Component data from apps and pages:

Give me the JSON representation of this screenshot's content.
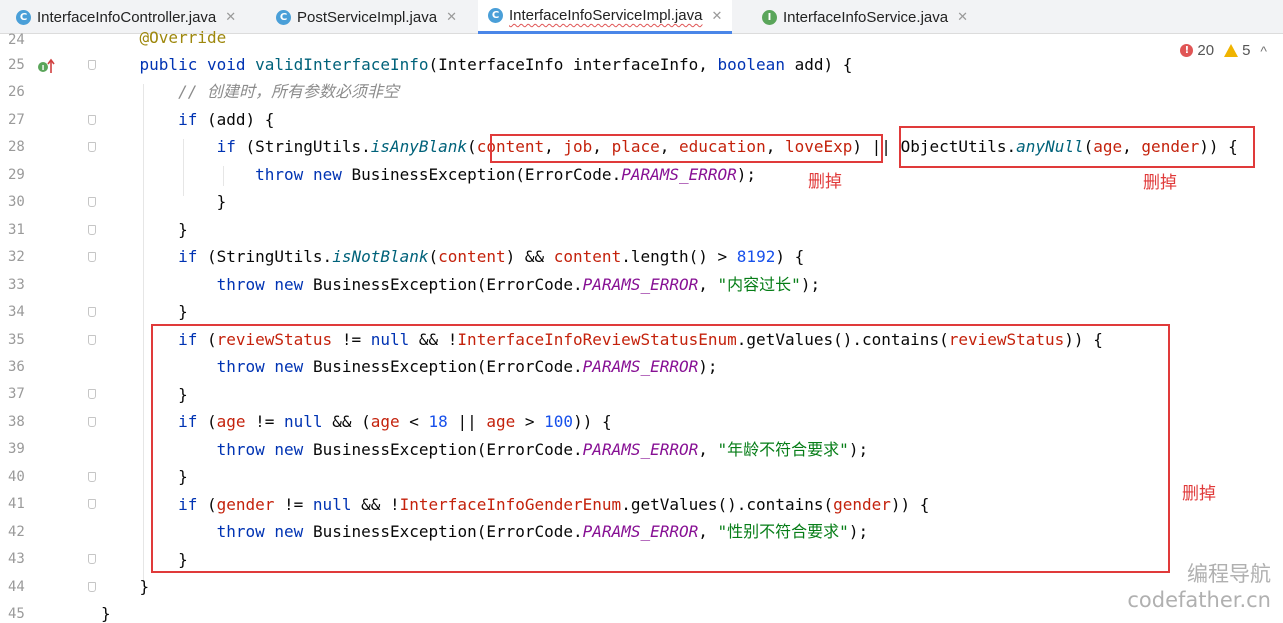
{
  "tabs": [
    {
      "label": "InterfaceInfoController.java",
      "icon": "class-icon",
      "icon_letter": "C",
      "active": false
    },
    {
      "label": "PostServiceImpl.java",
      "icon": "class-icon",
      "icon_letter": "C",
      "active": false
    },
    {
      "label": "InterfaceInfoServiceImpl.java",
      "icon": "class-icon",
      "icon_letter": "C",
      "active": true
    },
    {
      "label": "InterfaceInfoService.java",
      "icon": "interface-icon",
      "icon_letter": "I",
      "active": false
    }
  ],
  "close_glyph": "✕",
  "inspection": {
    "errors": "20",
    "warnings": "5",
    "expand_glyph": "^"
  },
  "line_numbers": [
    "24",
    "25",
    "26",
    "27",
    "28",
    "29",
    "30",
    "31",
    "32",
    "33",
    "34",
    "35",
    "36",
    "37",
    "38",
    "39",
    "40",
    "41",
    "42",
    "43",
    "44",
    "45"
  ],
  "code": {
    "l24": {
      "text": "@Override"
    },
    "l25": {
      "kw1": "public",
      "kw2": "void",
      "fn": "validInterfaceInfo",
      "p1": "(InterfaceInfo interfaceInfo, ",
      "kw3": "boolean",
      "p2": " add) {"
    },
    "l26": {
      "text": "// 创建时，所有参数必须非空"
    },
    "l27": {
      "kw": "if",
      "rest": " (add) {"
    },
    "l28": {
      "kw": "if",
      "a": " (StringUtils.",
      "fn": "isAnyBlank",
      "b": "(",
      "v1": "content",
      "c1": ", ",
      "v2": "job",
      "c2": ", ",
      "v3": "place",
      "c3": ", ",
      "v4": "education",
      "c4": ", ",
      "v5": "loveExp",
      "d": ") || ObjectUtils.",
      "fn2": "anyNull",
      "e": "(",
      "v6": "age",
      "c5": ", ",
      "v7": "gender",
      "f": ")) {"
    },
    "l29": {
      "kw1": "throw",
      "kw2": "new",
      "a": " BusinessException(ErrorCode.",
      "cst": "PARAMS_ERROR",
      "b": ");"
    },
    "l30": {
      "text": "}"
    },
    "l31": {
      "text": "}"
    },
    "l32": {
      "kw": "if",
      "a": " (StringUtils.",
      "fn": "isNotBlank",
      "b": "(",
      "v1": "content",
      "c": ") && ",
      "v2": "content",
      "d": ".length() > ",
      "num": "8192",
      "e": ") {"
    },
    "l33": {
      "kw1": "throw",
      "kw2": "new",
      "a": " BusinessException(ErrorCode.",
      "cst": "PARAMS_ERROR",
      "b": ", ",
      "str": "\"内容过长\"",
      "c": ");"
    },
    "l34": {
      "text": "}"
    },
    "l35": {
      "kw": "if",
      "a": " (",
      "v1": "reviewStatus",
      "b": " != ",
      "kw2": "null",
      "c": " && !",
      "v2": "InterfaceInfoReviewStatusEnum",
      "d": ".getValues().contains(",
      "v3": "reviewStatus",
      "e": ")) {"
    },
    "l36": {
      "kw1": "throw",
      "kw2": "new",
      "a": " BusinessException(ErrorCode.",
      "cst": "PARAMS_ERROR",
      "b": ");"
    },
    "l37": {
      "text": "}"
    },
    "l38": {
      "kw": "if",
      "a": " (",
      "v1": "age",
      "b": " != ",
      "kw2": "null",
      "c": " && (",
      "v2": "age",
      "d": " < ",
      "n1": "18",
      "e": " || ",
      "v3": "age",
      "f": " > ",
      "n2": "100",
      "g": ")) {"
    },
    "l39": {
      "kw1": "throw",
      "kw2": "new",
      "a": " BusinessException(ErrorCode.",
      "cst": "PARAMS_ERROR",
      "b": ", ",
      "str": "\"年龄不符合要求\"",
      "c": ");"
    },
    "l40": {
      "text": "}"
    },
    "l41": {
      "kw": "if",
      "a": " (",
      "v1": "gender",
      "b": " != ",
      "kw2": "null",
      "c": " && !",
      "v2": "InterfaceInfoGenderEnum",
      "d": ".getValues().contains(",
      "v3": "gender",
      "e": ")) {"
    },
    "l42": {
      "kw1": "throw",
      "kw2": "new",
      "a": " BusinessException(ErrorCode.",
      "cst": "PARAMS_ERROR",
      "b": ", ",
      "str": "\"性别不符合要求\"",
      "c": ");"
    },
    "l43": {
      "text": "}"
    },
    "l44": {
      "text": "}"
    },
    "l45": {
      "text": "}"
    }
  },
  "annotations": {
    "delete_1": "删掉",
    "delete_2": "删掉",
    "delete_3": "删掉"
  },
  "watermark": {
    "line1": "编程导航",
    "line2": "codefather.cn"
  },
  "colors": {
    "annotation_red": "#e03a3a",
    "keyword": "#0033b3",
    "field": "#c4220c",
    "string": "#067d17",
    "number": "#1750eb",
    "constant": "#871094",
    "active_tab_underline": "#4a86e8"
  }
}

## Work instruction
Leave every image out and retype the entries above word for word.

## Problem solution
Give me the JSON representation of this screenshot's content.
{
  "tabs": [
    {
      "label": "InterfaceInfoController.java",
      "icon": "class-icon",
      "icon_letter": "C",
      "active": false
    },
    {
      "label": "PostServiceImpl.java",
      "icon": "class-icon",
      "icon_letter": "C",
      "active": false
    },
    {
      "label": "InterfaceInfoServiceImpl.java",
      "icon": "class-icon",
      "icon_letter": "C",
      "active": true
    },
    {
      "label": "InterfaceInfoService.java",
      "icon": "interface-icon",
      "icon_letter": "I",
      "active": false
    }
  ],
  "close_glyph": "✕",
  "inspection": {
    "errors": "20",
    "warnings": "5",
    "expand_glyph": "^"
  },
  "line_numbers": [
    "24",
    "25",
    "26",
    "27",
    "28",
    "29",
    "30",
    "31",
    "32",
    "33",
    "34",
    "35",
    "36",
    "37",
    "38",
    "39",
    "40",
    "41",
    "42",
    "43",
    "44",
    "45"
  ],
  "code": {
    "l24": {
      "text": "@Override"
    },
    "l25": {
      "kw1": "public",
      "kw2": "void",
      "fn": "validInterfaceInfo",
      "p1": "(InterfaceInfo interfaceInfo, ",
      "kw3": "boolean",
      "p2": " add) {"
    },
    "l26": {
      "text": "// 创建时，所有参数必须非空"
    },
    "l27": {
      "kw": "if",
      "rest": " (add) {"
    },
    "l28": {
      "kw": "if",
      "a": " (StringUtils.",
      "fn": "isAnyBlank",
      "b": "(",
      "v1": "content",
      "c1": ", ",
      "v2": "job",
      "c2": ", ",
      "v3": "place",
      "c3": ", ",
      "v4": "education",
      "c4": ", ",
      "v5": "loveExp",
      "d": ") || ObjectUtils.",
      "fn2": "anyNull",
      "e": "(",
      "v6": "age",
      "c5": ", ",
      "v7": "gender",
      "f": ")) {"
    },
    "l29": {
      "kw1": "throw",
      "kw2": "new",
      "a": " BusinessException(ErrorCode.",
      "cst": "PARAMS_ERROR",
      "b": ");"
    },
    "l30": {
      "text": "}"
    },
    "l31": {
      "text": "}"
    },
    "l32": {
      "kw": "if",
      "a": " (StringUtils.",
      "fn": "isNotBlank",
      "b": "(",
      "v1": "content",
      "c": ") && ",
      "v2": "content",
      "d": ".length() > ",
      "num": "8192",
      "e": ") {"
    },
    "l33": {
      "kw1": "throw",
      "kw2": "new",
      "a": " BusinessException(ErrorCode.",
      "cst": "PARAMS_ERROR",
      "b": ", ",
      "str": "\"内容过长\"",
      "c": ");"
    },
    "l34": {
      "text": "}"
    },
    "l35": {
      "kw": "if",
      "a": " (",
      "v1": "reviewStatus",
      "b": " != ",
      "kw2": "null",
      "c": " && !",
      "v2": "InterfaceInfoReviewStatusEnum",
      "d": ".getValues().contains(",
      "v3": "reviewStatus",
      "e": ")) {"
    },
    "l36": {
      "kw1": "throw",
      "kw2": "new",
      "a": " BusinessException(ErrorCode.",
      "cst": "PARAMS_ERROR",
      "b": ");"
    },
    "l37": {
      "text": "}"
    },
    "l38": {
      "kw": "if",
      "a": " (",
      "v1": "age",
      "b": " != ",
      "kw2": "null",
      "c": " && (",
      "v2": "age",
      "d": " < ",
      "n1": "18",
      "e": " || ",
      "v3": "age",
      "f": " > ",
      "n2": "100",
      "g": ")) {"
    },
    "l39": {
      "kw1": "throw",
      "kw2": "new",
      "a": " BusinessException(ErrorCode.",
      "cst": "PARAMS_ERROR",
      "b": ", ",
      "str": "\"年龄不符合要求\"",
      "c": ");"
    },
    "l40": {
      "text": "}"
    },
    "l41": {
      "kw": "if",
      "a": " (",
      "v1": "gender",
      "b": " != ",
      "kw2": "null",
      "c": " && !",
      "v2": "InterfaceInfoGenderEnum",
      "d": ".getValues().contains(",
      "v3": "gender",
      "e": ")) {"
    },
    "l42": {
      "kw1": "throw",
      "kw2": "new",
      "a": " BusinessException(ErrorCode.",
      "cst": "PARAMS_ERROR",
      "b": ", ",
      "str": "\"性别不符合要求\"",
      "c": ");"
    },
    "l43": {
      "text": "}"
    },
    "l44": {
      "text": "}"
    },
    "l45": {
      "text": "}"
    }
  },
  "annotations": {
    "delete_1": "删掉",
    "delete_2": "删掉",
    "delete_3": "删掉"
  },
  "watermark": {
    "line1": "编程导航",
    "line2": "codefather.cn"
  },
  "colors": {
    "annotation_red": "#e03a3a",
    "keyword": "#0033b3",
    "field": "#c4220c",
    "string": "#067d17",
    "number": "#1750eb",
    "constant": "#871094",
    "active_tab_underline": "#4a86e8"
  }
}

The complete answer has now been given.